More Bank BS from Obama
Okay, now I really AM finished with the news for tonight. A couple of the stronger New York banks--J. P. Morgan Chase and Goldman Sachs--are looking to pay back their TARP money. This should be good news, right? That would mean that the banks are strengthening, and the government gets out of the business of running them. Less hassle for the American taxpayer. Not so fast. The Financial Times is reporting that it's not so easy:
Strong banks will be allowed to repay bail-out funds they received from the US government but only if such a move passes a test to determine whether it is in the national economic interest, a senior administration official has told the Financial Times. [Emphasis mine.]
“Our general objective is going to be what is good for the system,” the senior official said. “We want the system to have enough capital.”
So one must ask: does anyone still believe that once the government gets an ownership stake in any business, they will really let it go so easily?

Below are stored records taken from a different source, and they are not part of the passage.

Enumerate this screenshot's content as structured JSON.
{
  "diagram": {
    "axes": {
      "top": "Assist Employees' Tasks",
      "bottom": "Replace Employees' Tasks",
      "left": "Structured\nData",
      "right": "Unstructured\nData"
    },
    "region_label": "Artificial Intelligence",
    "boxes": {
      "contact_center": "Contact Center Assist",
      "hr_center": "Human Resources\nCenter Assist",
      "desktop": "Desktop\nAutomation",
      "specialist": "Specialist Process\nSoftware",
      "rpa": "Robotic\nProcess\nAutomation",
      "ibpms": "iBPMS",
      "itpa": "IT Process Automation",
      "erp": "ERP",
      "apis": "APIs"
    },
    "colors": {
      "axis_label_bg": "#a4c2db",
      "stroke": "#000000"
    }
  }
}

If you do believe that, the statement from the Obama administration should give you pause. If a bank pays back the money it got from Uncle Sam, then the debt is closed, and Uncle can't boss around the bank as easily because it will no longer have the bank in a vise.
So who is Barack Obama or anyone else in his administration to say that a bank paying back the TARP money is not "in the national interest?" Shouldn't the goal be to get the economy moving again? And if a bank has enough money to pay back a government loan, it also should have enough money to start loaning to private borrowers again. They won't be able to get the whole system running again, as the administration official suggests they should do--but they can at least get their primary customers going again. And wouldn't that be the start of something--dare we say it--a rally?